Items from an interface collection
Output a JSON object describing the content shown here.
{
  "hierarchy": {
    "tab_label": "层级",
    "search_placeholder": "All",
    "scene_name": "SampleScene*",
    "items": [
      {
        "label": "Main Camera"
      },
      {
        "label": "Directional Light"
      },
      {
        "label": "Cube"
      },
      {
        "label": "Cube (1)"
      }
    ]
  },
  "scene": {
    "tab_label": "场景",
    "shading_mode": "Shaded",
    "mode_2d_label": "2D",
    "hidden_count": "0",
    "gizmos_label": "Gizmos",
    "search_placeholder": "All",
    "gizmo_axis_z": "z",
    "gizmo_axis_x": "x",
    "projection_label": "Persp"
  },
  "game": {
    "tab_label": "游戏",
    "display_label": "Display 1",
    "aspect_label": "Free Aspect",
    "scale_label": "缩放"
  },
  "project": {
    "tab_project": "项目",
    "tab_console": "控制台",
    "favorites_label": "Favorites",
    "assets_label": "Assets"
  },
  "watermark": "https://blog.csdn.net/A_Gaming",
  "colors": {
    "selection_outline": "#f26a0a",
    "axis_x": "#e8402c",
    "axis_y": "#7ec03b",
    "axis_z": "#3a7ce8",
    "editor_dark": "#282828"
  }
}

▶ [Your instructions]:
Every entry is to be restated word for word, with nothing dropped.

▶ [Reply to the task]:
Output a JSON object describing the content shown here.
{
  "hierarchy": {
    "tab_label": "层级",
    "search_placeholder": "All",
    "scene_name": "SampleScene*",
    "items": [
      {
        "label": "Main Camera"
      },
      {
        "label": "Directional Light"
      },
      {
        "label": "Cube"
      },
      {
        "label": "Cube (1)"
      }
    ]
  },
  "scene": {
    "tab_label": "场景",
    "shading_mode": "Shaded",
    "mode_2d_label": "2D",
    "hidden_count": "0",
    "gizmos_label": "Gizmos",
    "search_placeholder": "All",
    "gizmo_axis_z": "z",
    "gizmo_axis_x": "x",
    "projection_label": "Persp"
  },
  "game": {
    "tab_label": "游戏",
    "display_label": "Display 1",
    "aspect_label": "Free Aspect",
    "scale_label": "缩放"
  },
  "project": {
    "tab_project": "项目",
    "tab_console": "控制台",
    "favorites_label": "Favorites",
    "assets_label": "Assets"
  },
  "watermark": "https://blog.csdn.net/A_Gaming",
  "colors": {
    "selection_outline": "#f26a0a",
    "axis_x": "#e8402c",
    "axis_y": "#7ec03b",
    "axis_z": "#3a7ce8",
    "editor_dark": "#282828"
  }
}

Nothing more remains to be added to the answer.